(I don't know if it's indicative of anything, but Manchester Modernist Society - who produce a wonderful periodical and are currently campaigning against the gating of Library Walk - produce two badges. One is 'modernist'; the other 'brutalist'. And it's the brutalist one that has sold out...)

But I think the current vogue for Brutalism is something slightly different. Leaving aside Owen Hatherley's constant interrogation of the Brutal (which he does well and with the right historical/political references), (and definitely leaving even further aside Jonathan Meade's provocative defence of the Brutal as necessary) it all seems to me, dare I say it, hipsterish, in the sense of appropriating the aesthetics, pretending the ugliness of the era is beautiful in a semi-ironic way, only to discard it later when the next trend comes along.

At least Hatherley, in his regular trips to the former Soviet relics of Poland, acknowledges his appreciation for socialism, and you can either like or reject his views on that basis. But for these other adherents, it's all about the aesthetics.

Let's take an image retweeted a bit last week, which is also included in the all of a tremble tumblr.

brochure for Rochdale bus station, built 1976.
This is a GMT brochure for the new bus station in Rochdale, which opened in 1976. This image appears in the tumblrs, retweeted by the various modernists, and yes it's fun and evocative of that time, but it also doesn't represent what the actual place meant to the people who stood in the queue to the council office or waiting for a bus.

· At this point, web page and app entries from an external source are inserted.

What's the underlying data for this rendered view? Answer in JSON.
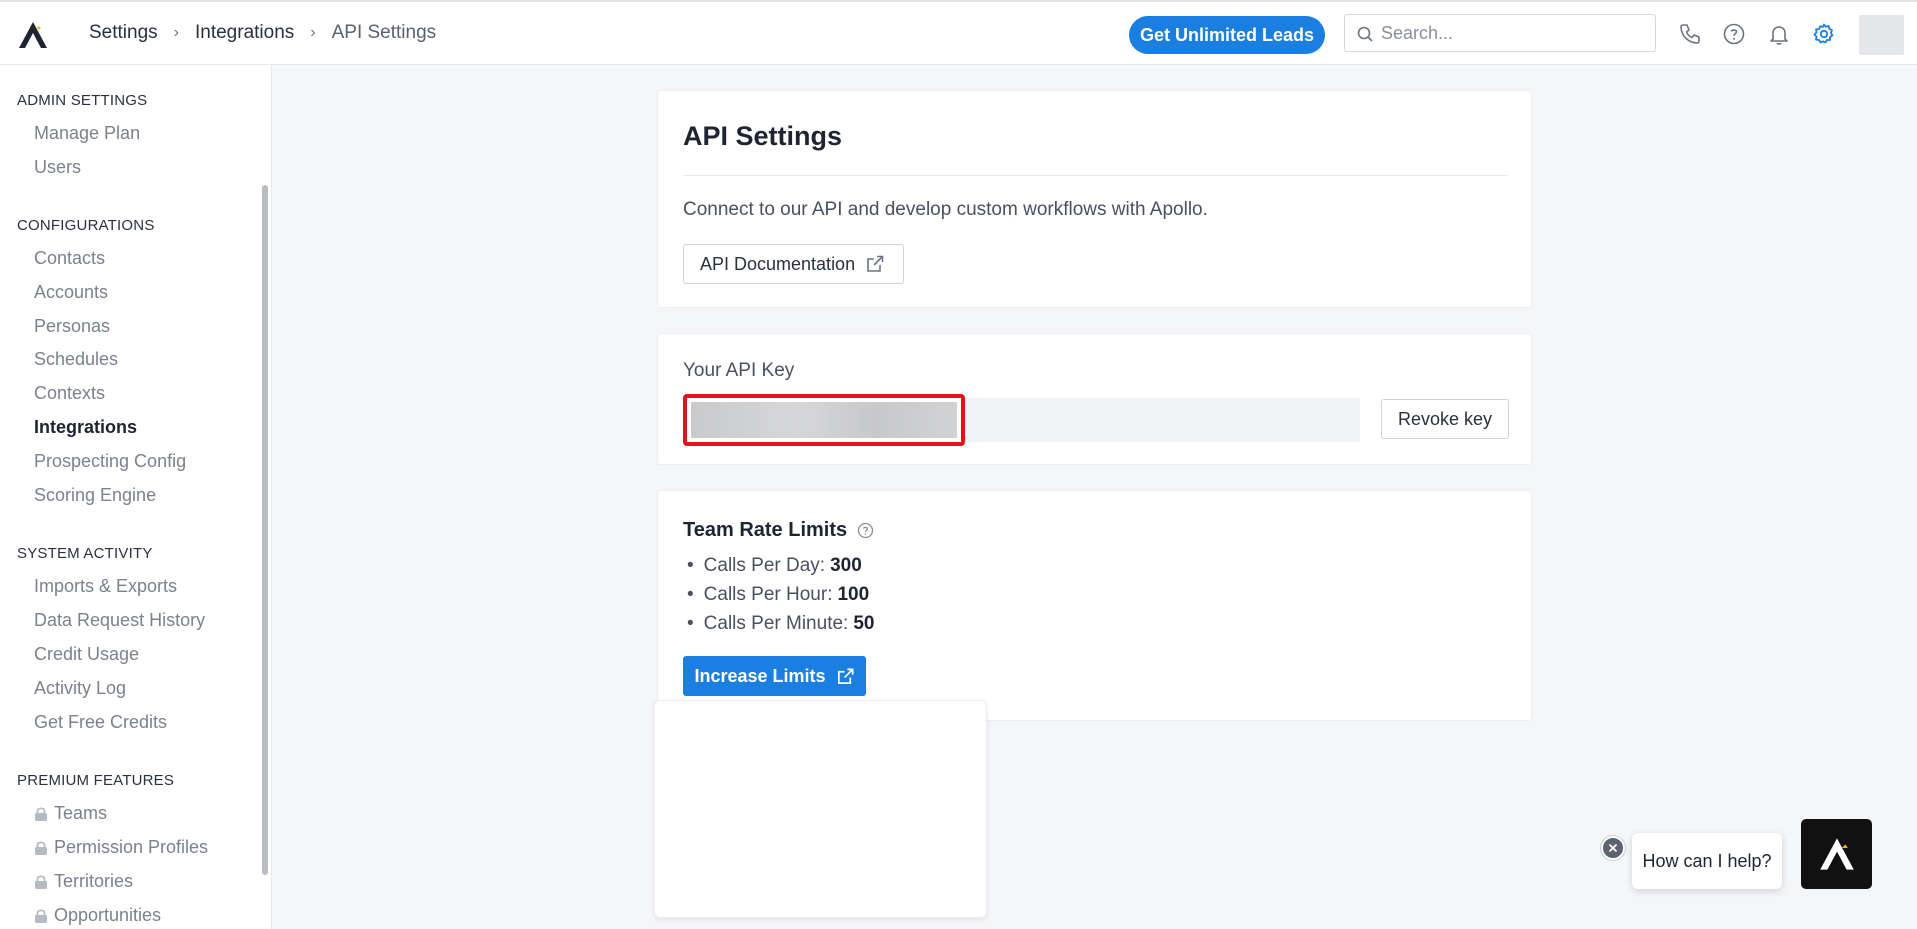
{
  "header": {
    "breadcrumbs": [
      "Settings",
      "Integrations",
      "API Settings"
    ],
    "cta_label": "Get Unlimited Leads",
    "search_placeholder": "Search...",
    "accent_color": "#1a7fe0"
  },
  "sidebar": {
    "sections": [
      {
        "title": "ADMIN SETTINGS",
        "items": [
          "Manage Plan",
          "Users"
        ]
      },
      {
        "title": "CONFIGURATIONS",
        "items": [
          "Contacts",
          "Accounts",
          "Personas",
          "Schedules",
          "Contexts",
          "Integrations",
          "Prospecting Config",
          "Scoring Engine"
        ]
      },
      {
        "title": "SYSTEM ACTIVITY",
        "items": [
          "Imports & Exports",
          "Data Request History",
          "Credit Usage",
          "Activity Log",
          "Get Free Credits"
        ]
      },
      {
        "title": "PREMIUM FEATURES",
        "items": [
          "Teams",
          "Permission Profiles",
          "Territories",
          "Opportunities"
        ]
      }
    ],
    "active_item": "Integrations"
  },
  "api_settings": {
    "title": "API Settings",
    "description": "Connect to our API and develop custom workflows with Apollo.",
    "doc_button": "API Documentation"
  },
  "api_key": {
    "label": "Your API Key",
    "revoke_button": "Revoke key"
  },
  "rate_limits": {
    "title": "Team Rate Limits",
    "items": [
      {
        "label": "Calls Per Day:",
        "value": "300"
      },
      {
        "label": "Calls Per Hour:",
        "value": "100"
      },
      {
        "label": "Calls Per Minute:",
        "value": "50"
      }
    ],
    "button": "Increase Limits"
  },
  "chat": {
    "prompt": "How can I help?"
  }
}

Unlike the campaign to save Preston bus station, no one has mourned the demolition of Rochdale Bus Station and 'The Black Box' council offices in 2014 (link to the excellent 'Mainstream Modern' website). I do like the sense of foreboding in the nuclear-pink sky on the front cover. And, as a child in the 1980s, the elevated covered bridge linking the council office to M & S seemed quite futuristic to me. But having accumulated hundreds of hours waiting for buses in that drafty and piss-soaked bus station (even with the Bruce Springsteen impersonator to entertain us, day after day, year after year), I, and I suspect the majority of Rochdalians, shed no tears for its demolition.

Scarfolk is set on the eve of Thatcherism, at the precipice before the very municipal socialism/surveillance of many councils was destroyed. These made up public information leaflets and posters echo a state that the left tried to defend and the right destroyed, for better or for worse. The originals which they caricature (but don't satirise) represent an era of when the local council and the NHS did attempt to have a far reach in everyone's lives, for the benefit of the many. It was also an era of class solidarity as well as division. It was an era of a real pervading fear of nuclear war caused by the Big Powers.
But the blog/book covers these in a superficial way, as a quick joke rather than making a point.

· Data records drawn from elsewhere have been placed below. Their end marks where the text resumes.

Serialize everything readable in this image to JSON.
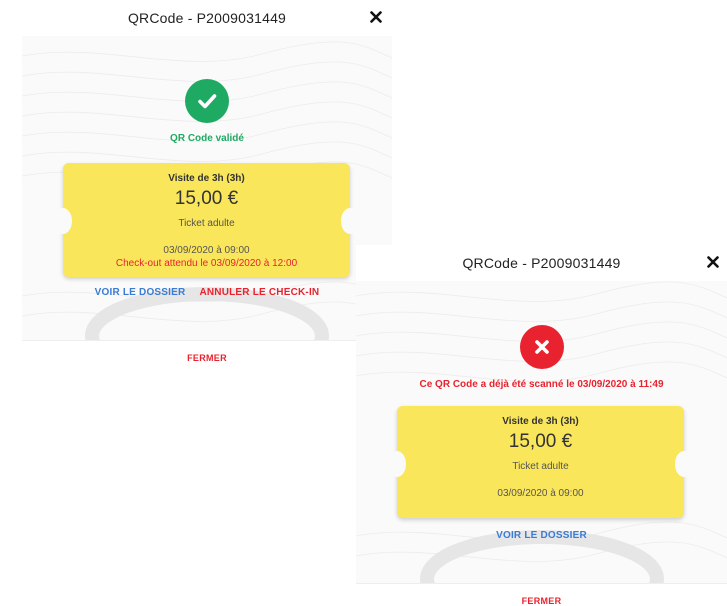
{
  "colors": {
    "success": "#1faa63",
    "error": "#e8232f",
    "ticket": "#fae65a",
    "link": "#3a7bd5"
  },
  "dialog_success": {
    "title": "QRCode - P2009031449",
    "close_icon": "close-icon",
    "status_icon": "check-icon",
    "status_text": "QR Code validé",
    "ticket": {
      "title": "Visite de 3h (3h)",
      "price": "15,00 €",
      "type": "Ticket adulte",
      "date": "03/09/2020 à 09:00",
      "checkout": "Check-out attendu le 03/09/2020 à 12:00"
    },
    "view_file_label": "VOIR LE DOSSIER",
    "cancel_checkin_label": "ANNULER LE CHECK-IN",
    "close_label": "FERMER"
  },
  "dialog_error": {
    "title": "QRCode - P2009031449",
    "close_icon": "close-icon",
    "status_icon": "x-icon",
    "status_text": "Ce QR Code a déjà été scanné le 03/09/2020 à 11:49",
    "ticket": {
      "title": "Visite de 3h (3h)",
      "price": "15,00 €",
      "type": "Ticket adulte",
      "date": "03/09/2020 à 09:00"
    },
    "view_file_label": "VOIR LE DOSSIER",
    "close_label": "FERMER"
  }
}
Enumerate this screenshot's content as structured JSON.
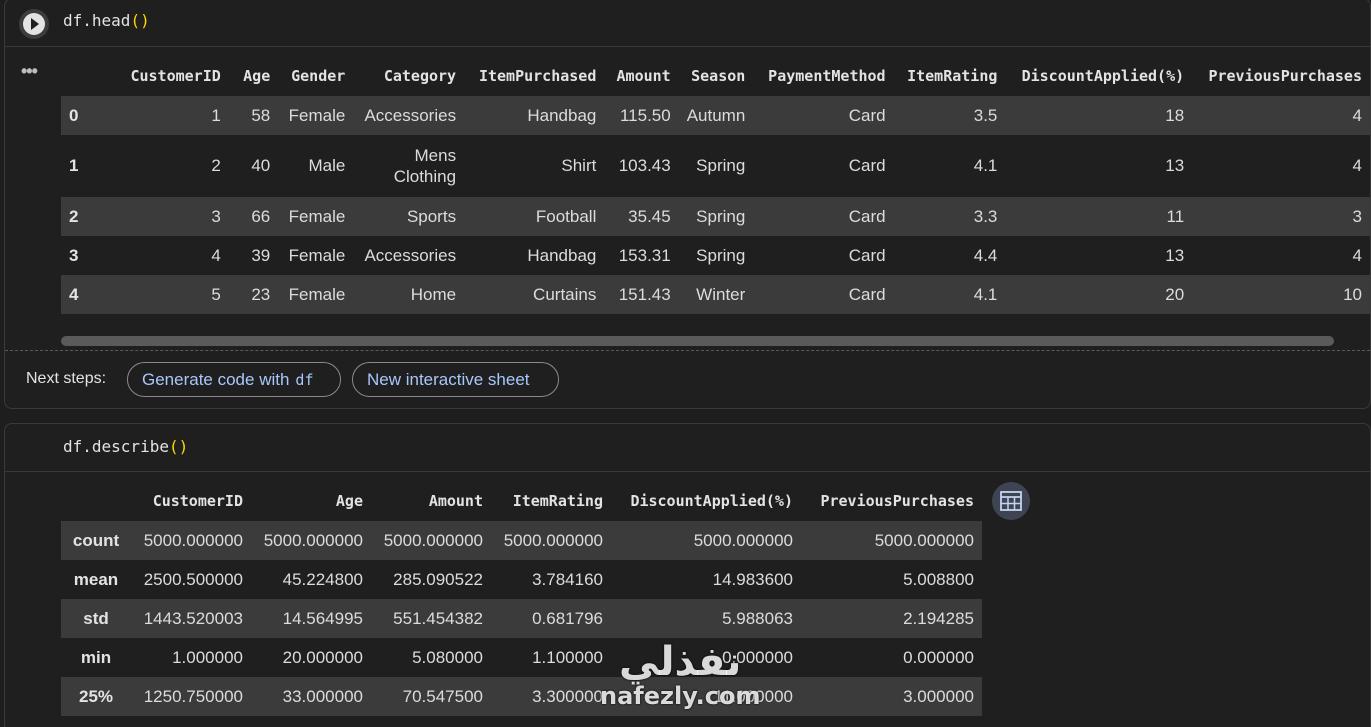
{
  "cell1": {
    "code_fn": "df.head",
    "code_paren": "()",
    "columns": [
      "",
      "CustomerID",
      "Age",
      "Gender",
      "Category",
      "ItemPurchased",
      "Amount",
      "Season",
      "PaymentMethod",
      "ItemRating",
      "DiscountApplied(%)",
      "PreviousPurchases"
    ],
    "rows": [
      [
        "0",
        "1",
        "58",
        "Female",
        "Accessories",
        "Handbag",
        "115.50",
        "Autumn",
        "Card",
        "3.5",
        "18",
        "4"
      ],
      [
        "1",
        "2",
        "40",
        "Male",
        "Mens Clothing",
        "Shirt",
        "103.43",
        "Spring",
        "Card",
        "4.1",
        "13",
        "4"
      ],
      [
        "2",
        "3",
        "66",
        "Female",
        "Sports",
        "Football",
        "35.45",
        "Spring",
        "Card",
        "3.3",
        "11",
        "3"
      ],
      [
        "3",
        "4",
        "39",
        "Female",
        "Accessories",
        "Handbag",
        "153.31",
        "Spring",
        "Card",
        "4.4",
        "13",
        "4"
      ],
      [
        "4",
        "5",
        "23",
        "Female",
        "Home",
        "Curtains",
        "151.43",
        "Winter",
        "Card",
        "4.1",
        "20",
        "10"
      ]
    ],
    "next_steps_label": "Next steps:",
    "chip_generate": "Generate code with",
    "chip_generate_var": "df",
    "chip_sheet": "New interactive sheet"
  },
  "cell2": {
    "code_fn": "df.describe",
    "code_paren": "()",
    "columns": [
      "",
      "CustomerID",
      "Age",
      "Amount",
      "ItemRating",
      "DiscountApplied(%)",
      "PreviousPurchases"
    ],
    "rows": [
      [
        "count",
        "5000.000000",
        "5000.000000",
        "5000.000000",
        "5000.000000",
        "5000.000000",
        "5000.000000"
      ],
      [
        "mean",
        "2500.500000",
        "45.224800",
        "285.090522",
        "3.784160",
        "14.983600",
        "5.008800"
      ],
      [
        "std",
        "1443.520003",
        "14.564995",
        "551.454382",
        "0.681796",
        "5.988063",
        "2.194285"
      ],
      [
        "min",
        "1.000000",
        "20.000000",
        "5.080000",
        "1.100000",
        "0.000000",
        "0.000000"
      ],
      [
        "25%",
        "1250.750000",
        "33.000000",
        "70.547500",
        "3.300000",
        "11.000000",
        "3.000000"
      ]
    ]
  },
  "watermark": {
    "arabic": "نفذلي",
    "latin": "nafezly.com"
  },
  "icons": {
    "run": "play-icon",
    "more": "more-horiz-icon",
    "table": "table-view-icon"
  }
}
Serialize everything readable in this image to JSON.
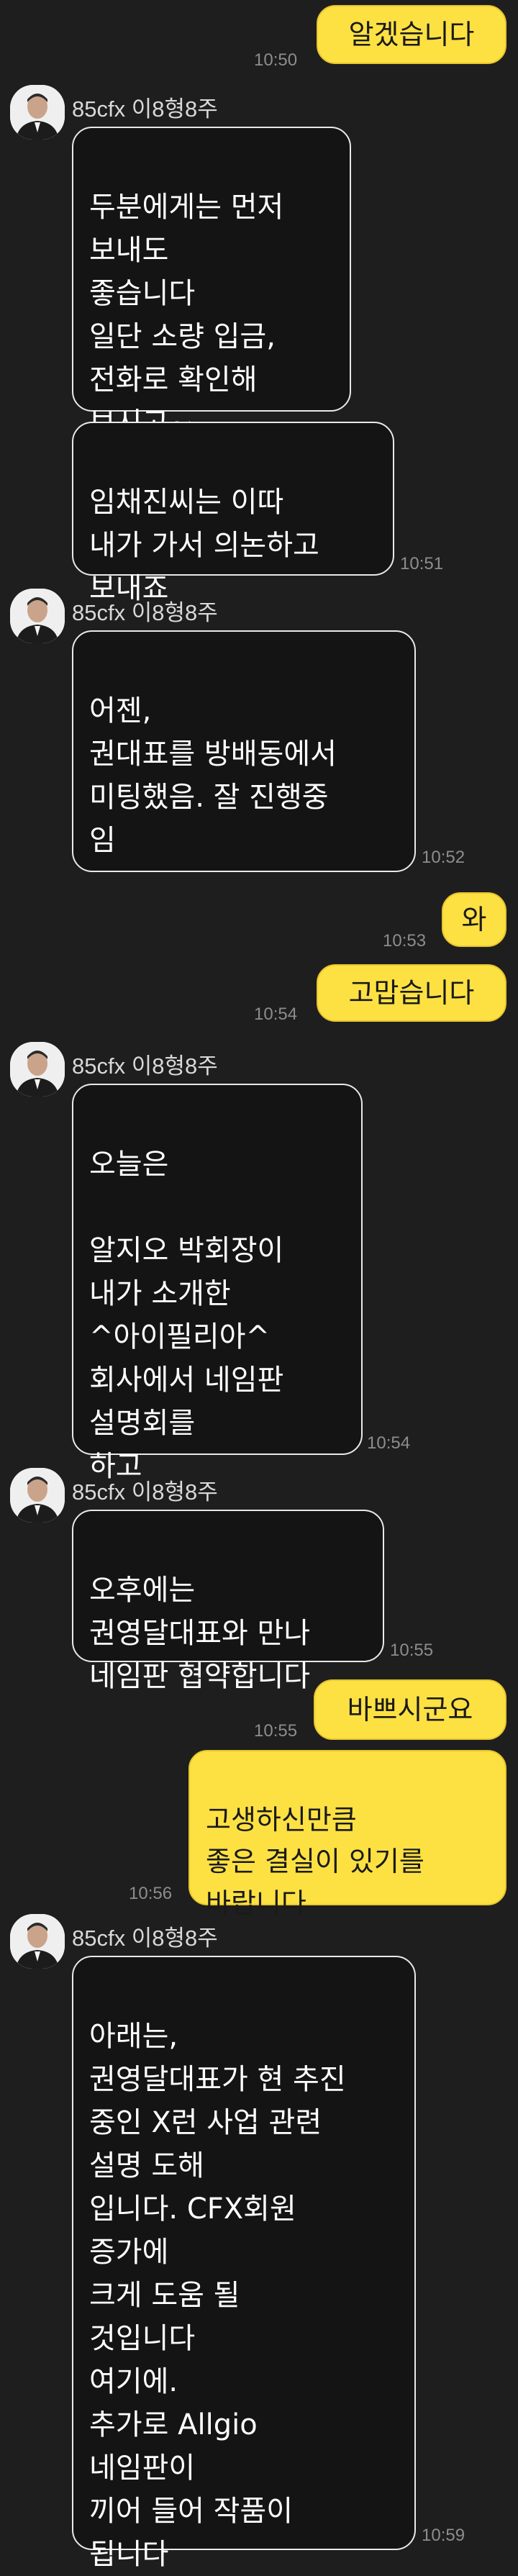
{
  "colors": {
    "background": "#1e1e1e",
    "outgoing_bubble": "#fde143",
    "incoming_bubble": "#141414",
    "timestamp": "#8d8d8d"
  },
  "sender_name": "85cfx 이8형8주",
  "messages": [
    {
      "dir": "out",
      "text": "알겠습니다",
      "time": "10:50"
    },
    {
      "dir": "in",
      "text": "두분에게는 먼저\n보내도\n좋습니다\n일단 소량 입금,\n전화로 확인해\n보시고~",
      "time": ""
    },
    {
      "dir": "in",
      "text": "임채진씨는 이따\n내가 가서 의논하고\n보내죠",
      "time": "10:51"
    },
    {
      "dir": "in",
      "text": "어젠,\n권대표를 방배동에서\n미팅했음. 잘 진행중\n임",
      "time": "10:52"
    },
    {
      "dir": "out",
      "text": "와",
      "time": "10:53"
    },
    {
      "dir": "out",
      "text": "고맙습니다",
      "time": "10:54"
    },
    {
      "dir": "in",
      "text": "오늘은\n\n알지오 박회장이\n내가 소개한\n^아이필리아^\n회사에서 네임판\n설명회를\n하고",
      "time": "10:54"
    },
    {
      "dir": "in",
      "text": "오후에는\n권영달대표와 만나\n네임판 협약합니다",
      "time": "10:55"
    },
    {
      "dir": "out",
      "text": "바쁘시군요",
      "time": "10:55"
    },
    {
      "dir": "out",
      "text": "고생하신만큼\n좋은 결실이 있기를\n바랍니다",
      "time": "10:56"
    },
    {
      "dir": "in",
      "text": "아래는,\n권영달대표가 현 추진\n중인 X런 사업 관련\n설명 도해\n입니다.  CFX회원\n증가에\n크게 도움 될\n것입니다\n여기에.\n추가로 Allgio\n네임판이\n끼어 들어 작품이\n됩니다",
      "time": "10:59"
    }
  ]
}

A simulacre, a surface aesthetic, that is all.

And what does it say about today? A lazy parallel with state surveillance or an obsession with immigration, maybe, but little else. o.k. o.k. I know it's just comedy, but I wish it could be more than that.

Anyway, I'll still keep going with my interest in modernism - hey not least because I walk past this beauty every day: while I hope for the awful concrete former post office depot opposite to be demolished soon.

And I'll keep following all the Modernist and Brutalist twitters and blogs. Here are some of them:


Blogs & websites:

John Grindrod:

Manchester Modernist Society:

Mainstream Modern:

Ghostbox Records:

Jamie Sexton, 'Weird Britain in Exile: Ghost Box, Hauntology and Alternative Heritage', Popular Music and Society (2012)


Recommended Twitter accounts:


Saturday, 3 January 2015

new tumblr blog: wandering pics

I have made a new tumblr blog - - for my photos of my wanderings and walks, featuring interesting architecture and views.

Brum library, awaiting demolition